Reasons to choose Wilson Browne
For the last 13 years pop star Britney Spears has been under a conservatorship arrangement governing her personal and financial affairs.
Her father was initially put in charge of both parts in 2008 after widespread concern about her mental wellbeing.
There has been a great deal of coverage over the past few months with the star stating that the conservatorship should end as the agreement is “abusive”. This has even led to wider concerns from fans starting the “Free Britney Movement”.
The specific facts of Britney’s case are unbeknown to us however, it raises important points and information in relation to protecting vulnerable people in England and Wales. The case highlights that vulnerable people should have their best interests taken into account and their voices heard.
Lasting Power of Attorneys
Wills take effect when an individual dies, financial assets distributed in accordance with the individuals Will or under the Rules of Intestacy.
Powers of attorney take effect when the individual is still alive. An individual can appoint an attorney(s) to come into effect under English and Welsh law when they are no longer able to make the decision themselves due to lack of capacity.
There are two types of lasting powers of attorneys. The first one relates to Property and Financial affairs. This can be used to deal with property matters and paying bills for example. The second relates to an individual’s Health and Welfare.
Attorneys for the latter can make decisions regarding what food the individual can eat, who can visit the individual, gives them access to medical records and decisions regarding life sustaining treatments.
It is important to highlight that when doing a lasting power of attorney, the individual is choosing which attorney they want to manage their affairs and who they trust to act in their best interests.
In Britney’s case, a conservatorship was appointed by a judge to manage financial affairs and aspects of the stars’ daily life. The equivalent to this is in the UK is a deputyship, which is applied for at the Court of Protection for someone who lacks mental capacity.
The Count can appoint a deputy who isn’t a professional but the point is, it may be someone that the individual would not have necessarily chosen themselves.
Under the Mental Capacity Act 2005 there are principles in Section 1 of the act which deputies must comply with. This includes:
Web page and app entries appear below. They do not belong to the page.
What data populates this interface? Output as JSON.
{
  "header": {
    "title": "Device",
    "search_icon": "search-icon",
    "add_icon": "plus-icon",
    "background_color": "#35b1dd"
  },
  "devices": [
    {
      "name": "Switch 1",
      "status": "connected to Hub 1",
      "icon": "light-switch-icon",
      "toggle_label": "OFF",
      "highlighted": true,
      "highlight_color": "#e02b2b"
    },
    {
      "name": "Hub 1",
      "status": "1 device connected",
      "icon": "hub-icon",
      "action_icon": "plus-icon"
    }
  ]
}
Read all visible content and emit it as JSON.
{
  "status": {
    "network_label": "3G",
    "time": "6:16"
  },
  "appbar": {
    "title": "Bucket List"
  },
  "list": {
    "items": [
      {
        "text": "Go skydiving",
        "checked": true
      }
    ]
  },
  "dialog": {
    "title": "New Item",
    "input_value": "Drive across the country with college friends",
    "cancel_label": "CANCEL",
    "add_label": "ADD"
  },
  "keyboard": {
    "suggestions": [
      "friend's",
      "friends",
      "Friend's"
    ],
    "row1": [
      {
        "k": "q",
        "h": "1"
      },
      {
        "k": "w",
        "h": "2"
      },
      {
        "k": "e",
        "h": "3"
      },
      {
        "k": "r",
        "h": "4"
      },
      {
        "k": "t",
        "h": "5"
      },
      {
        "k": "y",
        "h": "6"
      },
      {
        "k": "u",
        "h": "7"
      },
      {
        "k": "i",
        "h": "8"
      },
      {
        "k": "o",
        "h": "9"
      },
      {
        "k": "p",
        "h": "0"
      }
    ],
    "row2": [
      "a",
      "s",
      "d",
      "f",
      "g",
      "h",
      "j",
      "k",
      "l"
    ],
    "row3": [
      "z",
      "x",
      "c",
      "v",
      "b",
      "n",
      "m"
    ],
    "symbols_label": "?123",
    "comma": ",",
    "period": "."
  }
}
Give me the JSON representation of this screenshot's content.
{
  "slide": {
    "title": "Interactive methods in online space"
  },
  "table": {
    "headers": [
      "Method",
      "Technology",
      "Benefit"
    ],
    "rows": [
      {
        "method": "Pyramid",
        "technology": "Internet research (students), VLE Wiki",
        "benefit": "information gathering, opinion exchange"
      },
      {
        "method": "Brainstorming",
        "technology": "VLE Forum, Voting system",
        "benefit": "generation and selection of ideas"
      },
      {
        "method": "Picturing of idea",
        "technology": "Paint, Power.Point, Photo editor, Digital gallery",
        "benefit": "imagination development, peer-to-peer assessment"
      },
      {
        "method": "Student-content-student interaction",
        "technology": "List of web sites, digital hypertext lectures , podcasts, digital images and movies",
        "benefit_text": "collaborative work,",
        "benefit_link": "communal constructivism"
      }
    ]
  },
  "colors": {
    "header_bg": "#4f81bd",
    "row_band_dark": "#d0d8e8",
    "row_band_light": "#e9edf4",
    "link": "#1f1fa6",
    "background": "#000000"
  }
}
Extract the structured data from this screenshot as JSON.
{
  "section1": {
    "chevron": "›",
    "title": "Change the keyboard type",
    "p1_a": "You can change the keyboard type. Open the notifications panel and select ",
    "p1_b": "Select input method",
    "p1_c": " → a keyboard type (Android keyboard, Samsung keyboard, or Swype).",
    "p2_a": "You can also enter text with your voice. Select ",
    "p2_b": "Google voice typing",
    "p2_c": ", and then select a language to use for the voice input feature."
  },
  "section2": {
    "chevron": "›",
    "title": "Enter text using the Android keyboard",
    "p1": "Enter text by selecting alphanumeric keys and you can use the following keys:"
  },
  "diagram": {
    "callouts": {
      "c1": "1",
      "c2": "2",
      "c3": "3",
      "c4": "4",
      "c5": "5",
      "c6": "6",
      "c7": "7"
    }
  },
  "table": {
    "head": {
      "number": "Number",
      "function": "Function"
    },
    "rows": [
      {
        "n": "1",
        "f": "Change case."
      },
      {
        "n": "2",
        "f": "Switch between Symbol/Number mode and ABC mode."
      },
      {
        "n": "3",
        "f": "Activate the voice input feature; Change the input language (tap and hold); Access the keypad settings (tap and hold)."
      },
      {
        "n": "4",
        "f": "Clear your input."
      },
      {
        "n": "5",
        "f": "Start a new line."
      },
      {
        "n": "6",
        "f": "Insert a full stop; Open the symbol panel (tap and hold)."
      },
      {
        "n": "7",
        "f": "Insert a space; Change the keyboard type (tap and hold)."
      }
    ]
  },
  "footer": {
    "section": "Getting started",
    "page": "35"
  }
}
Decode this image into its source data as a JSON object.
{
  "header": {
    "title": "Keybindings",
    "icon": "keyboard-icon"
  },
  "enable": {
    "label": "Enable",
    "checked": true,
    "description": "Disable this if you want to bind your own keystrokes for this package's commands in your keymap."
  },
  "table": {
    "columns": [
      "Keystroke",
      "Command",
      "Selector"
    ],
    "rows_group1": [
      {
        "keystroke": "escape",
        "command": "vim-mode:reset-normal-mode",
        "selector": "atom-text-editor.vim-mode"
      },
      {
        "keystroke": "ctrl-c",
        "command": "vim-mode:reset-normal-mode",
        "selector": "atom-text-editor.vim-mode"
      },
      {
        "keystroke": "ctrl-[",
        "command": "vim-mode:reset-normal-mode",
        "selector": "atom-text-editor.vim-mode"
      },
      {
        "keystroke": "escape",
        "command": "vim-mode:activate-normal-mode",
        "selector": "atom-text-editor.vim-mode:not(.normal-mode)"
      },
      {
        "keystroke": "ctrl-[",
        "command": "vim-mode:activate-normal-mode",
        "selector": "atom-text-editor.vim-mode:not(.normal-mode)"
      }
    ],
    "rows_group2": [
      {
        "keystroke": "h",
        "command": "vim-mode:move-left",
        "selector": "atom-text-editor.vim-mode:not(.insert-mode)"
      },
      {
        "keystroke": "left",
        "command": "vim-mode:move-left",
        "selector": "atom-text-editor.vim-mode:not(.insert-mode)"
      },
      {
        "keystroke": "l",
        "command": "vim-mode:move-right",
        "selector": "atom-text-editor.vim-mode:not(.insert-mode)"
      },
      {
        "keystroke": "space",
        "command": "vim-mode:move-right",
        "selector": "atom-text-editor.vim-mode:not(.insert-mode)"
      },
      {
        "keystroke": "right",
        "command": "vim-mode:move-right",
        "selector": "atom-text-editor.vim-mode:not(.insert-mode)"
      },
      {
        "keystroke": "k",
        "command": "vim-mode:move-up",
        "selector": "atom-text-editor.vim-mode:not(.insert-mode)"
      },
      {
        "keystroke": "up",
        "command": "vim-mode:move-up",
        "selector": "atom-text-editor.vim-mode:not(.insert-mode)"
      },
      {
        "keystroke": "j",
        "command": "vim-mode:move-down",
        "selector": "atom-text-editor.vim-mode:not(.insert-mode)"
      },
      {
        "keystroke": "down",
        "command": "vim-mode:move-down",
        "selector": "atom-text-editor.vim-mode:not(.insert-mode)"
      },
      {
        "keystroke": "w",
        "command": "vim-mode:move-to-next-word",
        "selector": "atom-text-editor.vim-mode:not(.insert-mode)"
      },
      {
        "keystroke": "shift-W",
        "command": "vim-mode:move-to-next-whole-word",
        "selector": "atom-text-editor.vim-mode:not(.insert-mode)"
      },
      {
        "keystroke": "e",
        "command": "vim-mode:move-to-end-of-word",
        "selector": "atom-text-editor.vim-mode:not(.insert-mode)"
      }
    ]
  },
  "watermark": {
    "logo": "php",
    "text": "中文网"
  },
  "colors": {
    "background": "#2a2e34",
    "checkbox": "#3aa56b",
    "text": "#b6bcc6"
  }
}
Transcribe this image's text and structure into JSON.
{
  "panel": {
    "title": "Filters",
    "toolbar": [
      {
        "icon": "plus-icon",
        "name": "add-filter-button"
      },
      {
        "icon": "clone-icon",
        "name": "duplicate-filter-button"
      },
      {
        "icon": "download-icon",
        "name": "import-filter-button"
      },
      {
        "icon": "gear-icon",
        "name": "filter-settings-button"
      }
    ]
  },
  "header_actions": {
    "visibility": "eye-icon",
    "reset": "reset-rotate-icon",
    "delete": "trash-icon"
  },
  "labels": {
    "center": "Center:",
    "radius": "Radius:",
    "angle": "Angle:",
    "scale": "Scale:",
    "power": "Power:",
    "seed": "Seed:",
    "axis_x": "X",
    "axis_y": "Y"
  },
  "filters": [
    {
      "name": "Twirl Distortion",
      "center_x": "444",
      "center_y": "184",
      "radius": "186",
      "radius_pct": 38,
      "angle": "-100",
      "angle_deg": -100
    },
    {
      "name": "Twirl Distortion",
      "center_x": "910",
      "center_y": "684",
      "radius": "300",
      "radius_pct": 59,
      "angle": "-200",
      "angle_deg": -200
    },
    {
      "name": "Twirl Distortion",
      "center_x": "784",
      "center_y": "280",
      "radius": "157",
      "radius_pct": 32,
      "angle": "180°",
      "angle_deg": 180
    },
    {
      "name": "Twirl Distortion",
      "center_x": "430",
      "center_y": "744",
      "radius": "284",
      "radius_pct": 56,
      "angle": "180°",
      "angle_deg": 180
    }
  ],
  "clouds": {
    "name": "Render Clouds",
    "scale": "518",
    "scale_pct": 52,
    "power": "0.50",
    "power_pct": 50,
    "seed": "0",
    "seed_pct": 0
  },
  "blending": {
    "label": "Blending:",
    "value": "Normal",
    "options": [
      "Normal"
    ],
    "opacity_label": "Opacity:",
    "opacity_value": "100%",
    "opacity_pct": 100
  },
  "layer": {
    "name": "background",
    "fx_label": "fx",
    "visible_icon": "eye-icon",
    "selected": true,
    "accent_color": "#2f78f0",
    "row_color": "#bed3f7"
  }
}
- Any act done or decision made under the provisions of this act must be done in the individual’s best interest.
- Anything done for the person should be the least restrictive of their basic rights and freedoms.
- An adult must be given all opportunities for help before they are considered unable to make decisions.
This shows that deputies are under a high standard of care when making decisions.
You can find the principles under Section 1 of the Mental Capacity Act here
Differences between Deputyship and Power of Attorney
A major difference between the US conservatorship and England’s deputyship is that deputies are not entitled to remuneration unless the court authorises it.
In the US Britneys Conservators are able to take a percentage of her income, which in effect makes it a profitable business model. This is a major cause for concern including abuses of power.
There are arguably more safeguarding measures regarding deputies than for Attorneys as they have to report to the Office of the Public Guardian giving Attorneys more opportunity for financial abuse.
An applicant for a deputyship can be anyone over the age of 18 however, the court must decide whether the Deputy is suitable for the role and this can take up to 6 months compared to a Lasting Power of Attorney which has a turnaround time of 8-12 weeks
Britney Spears case concerning her conservatorship has gained lots of media attention regarding a matter people know little about. As how can Britney be deemed to lack capacity while still able to work at her career through touring, releasing albums, and acting as a judge on a talent show?
The answer is not so straight forward as one client who may obviously not have mental capacity when first meeting may differ to another client who at first instance doesn’t make it obvious that they lack capacity.
These decisions involve a difficult balancing act between ensuring that vulnerable people have as much freedom as possible while also making sure that sufficient safeguards are in place.
If Britney Spears conservatorship was in England it can be argued that there would be more safeguarding measures in place to protect her from the abuse she has experienced allowing her to become “stronger” and to have more control over her own life.
As per the principles of the Mental Capacity Act 2005. Actions that have been taken thus far can be argued as against her best interests at best and restrictive of her basic rights and freedom at worst.